The data may follow an ARIMA(0,d,q) model if the ACF and PACF plots of the differenced data show the following patterns: - the PACF is exponentially decaying or sinusoidal;
- there is a significant spike at lag q in ACF, but none beyond lag q.
In Figure 8.9, we see that there are three spikes in the ACF and then no significant spikes thereafter (apart from one just outside the bounds at lag 14). In the PACF, there are three spikes decreasing with the lag, and then no significant spikes thereafter (apart from one just outside the bounds at lag 8). We can ignore one significant spike in each plot if it is just outside the limits, and not in the first few lags. After all, the probability of a spike being significant by chance is about one in twenty, and we are plotting 21 spikes in each plot. The pattern in the first three spikes is what we would expect from an ARIMA(0,0,3) as the PACF tends to decay exponentially. So in this case, the ACF and PACF lead us to the same model as was obtained using the automatic procedure. arc cos is the inverse cosine function. You should be able to find it on your calculator. It may be labelled acos or cos−1. ↩

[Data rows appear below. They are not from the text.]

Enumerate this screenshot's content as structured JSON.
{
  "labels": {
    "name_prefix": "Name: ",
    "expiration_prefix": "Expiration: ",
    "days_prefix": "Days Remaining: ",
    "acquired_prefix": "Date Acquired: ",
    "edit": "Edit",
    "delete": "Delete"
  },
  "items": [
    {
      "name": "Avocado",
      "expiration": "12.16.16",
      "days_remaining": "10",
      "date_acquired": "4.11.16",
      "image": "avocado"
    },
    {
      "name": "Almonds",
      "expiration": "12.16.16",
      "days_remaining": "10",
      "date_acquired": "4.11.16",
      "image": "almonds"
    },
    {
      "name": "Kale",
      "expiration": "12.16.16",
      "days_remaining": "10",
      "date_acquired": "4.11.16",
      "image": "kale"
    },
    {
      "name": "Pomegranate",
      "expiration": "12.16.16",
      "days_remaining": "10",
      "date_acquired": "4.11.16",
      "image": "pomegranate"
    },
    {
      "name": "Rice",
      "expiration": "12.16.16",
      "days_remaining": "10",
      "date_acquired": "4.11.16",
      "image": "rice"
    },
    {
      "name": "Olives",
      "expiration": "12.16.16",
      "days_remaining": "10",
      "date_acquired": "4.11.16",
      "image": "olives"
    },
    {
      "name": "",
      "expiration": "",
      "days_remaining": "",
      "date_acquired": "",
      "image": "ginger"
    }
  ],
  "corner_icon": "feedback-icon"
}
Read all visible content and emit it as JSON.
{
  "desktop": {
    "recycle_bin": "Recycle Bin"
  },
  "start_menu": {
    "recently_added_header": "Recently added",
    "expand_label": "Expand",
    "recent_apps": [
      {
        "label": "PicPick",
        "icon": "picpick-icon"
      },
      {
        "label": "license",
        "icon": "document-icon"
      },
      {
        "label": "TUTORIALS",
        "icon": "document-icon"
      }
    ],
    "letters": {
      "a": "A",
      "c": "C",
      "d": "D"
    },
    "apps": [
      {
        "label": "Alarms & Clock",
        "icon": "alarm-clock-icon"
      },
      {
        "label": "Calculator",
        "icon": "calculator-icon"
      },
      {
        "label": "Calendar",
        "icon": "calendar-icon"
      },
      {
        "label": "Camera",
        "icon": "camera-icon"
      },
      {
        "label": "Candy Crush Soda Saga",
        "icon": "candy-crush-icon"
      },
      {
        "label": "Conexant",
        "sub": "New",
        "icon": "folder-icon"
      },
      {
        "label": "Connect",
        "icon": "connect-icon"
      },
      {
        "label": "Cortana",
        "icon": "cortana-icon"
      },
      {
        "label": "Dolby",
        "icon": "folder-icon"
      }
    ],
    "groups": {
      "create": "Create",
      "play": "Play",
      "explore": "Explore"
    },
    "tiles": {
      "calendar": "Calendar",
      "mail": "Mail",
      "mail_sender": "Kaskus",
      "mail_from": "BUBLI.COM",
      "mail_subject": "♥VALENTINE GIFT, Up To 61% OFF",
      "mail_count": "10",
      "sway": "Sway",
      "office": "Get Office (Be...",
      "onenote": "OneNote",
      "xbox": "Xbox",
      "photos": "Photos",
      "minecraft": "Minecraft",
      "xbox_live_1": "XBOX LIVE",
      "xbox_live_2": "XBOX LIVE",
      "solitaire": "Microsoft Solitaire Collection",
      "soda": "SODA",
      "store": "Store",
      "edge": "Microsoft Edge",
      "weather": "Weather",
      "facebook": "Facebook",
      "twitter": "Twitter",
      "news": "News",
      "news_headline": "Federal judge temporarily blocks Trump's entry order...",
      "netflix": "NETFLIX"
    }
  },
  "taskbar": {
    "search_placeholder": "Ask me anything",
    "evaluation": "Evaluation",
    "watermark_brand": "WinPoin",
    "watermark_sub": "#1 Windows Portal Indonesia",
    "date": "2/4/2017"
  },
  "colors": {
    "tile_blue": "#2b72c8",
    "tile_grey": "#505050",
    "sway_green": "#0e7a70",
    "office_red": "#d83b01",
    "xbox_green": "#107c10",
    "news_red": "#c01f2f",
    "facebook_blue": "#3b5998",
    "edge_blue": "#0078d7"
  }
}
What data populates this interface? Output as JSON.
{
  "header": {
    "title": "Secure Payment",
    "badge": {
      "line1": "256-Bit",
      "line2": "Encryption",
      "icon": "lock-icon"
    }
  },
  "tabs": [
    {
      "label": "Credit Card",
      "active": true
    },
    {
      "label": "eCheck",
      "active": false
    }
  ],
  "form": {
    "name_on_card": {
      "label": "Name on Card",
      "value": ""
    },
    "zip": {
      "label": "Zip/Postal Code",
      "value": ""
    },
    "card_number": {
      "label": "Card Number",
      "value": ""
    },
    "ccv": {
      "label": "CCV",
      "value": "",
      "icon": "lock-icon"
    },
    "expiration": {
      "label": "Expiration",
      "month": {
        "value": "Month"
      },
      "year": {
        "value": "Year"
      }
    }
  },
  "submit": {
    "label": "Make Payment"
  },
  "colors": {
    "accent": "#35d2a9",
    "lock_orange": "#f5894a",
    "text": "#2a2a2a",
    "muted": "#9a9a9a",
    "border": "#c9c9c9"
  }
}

## Estimation and order selection## Maximum likelihood estimationOnce the model order has been identified (i.e., the values of p, d and q), we need to estimate the parameters c, ϕ1,…,ϕp, θ1,…,θq. When R estimates the ARIMA model, it uses ∑t=1Te2t. (For the regression models considered in Chapters 4 and 5, MLE gives exactly the same parameter estimates as least squares estimation.) Note that ARIMA models are much more complicated to estimate than regression models, and different software will give slightly different answers as they use different methods of estimation, or different estimation algorithms. In practice, R will report the value of the ## Information CriteriaAkaike’s Information Criterion (AIC), which was useful in selecting predictors for regression, is also useful for determining the order of an ARIMA model. It can be written as AIC=−2log(L)+2(p+q+k+1), where L is the likelihood of the data, k=1 if c≠0 and k=0 if c=0. Note that the last term in parentheses is the number of parameters in the model (including σ2, the variance of the residuals). For ARIMA models, the corrected AIC can be written as AICc=AIC+2(p+q+k+1)(p+q+k+2)T−p−q−k−2. and the Bayesian Information Criterion can be written as BIC=AIC+(log(T)−2)(p+q+k+1). Good models are obtained by minimizing either the AIC, AICc or BIC. Our preference is to use the AICc. |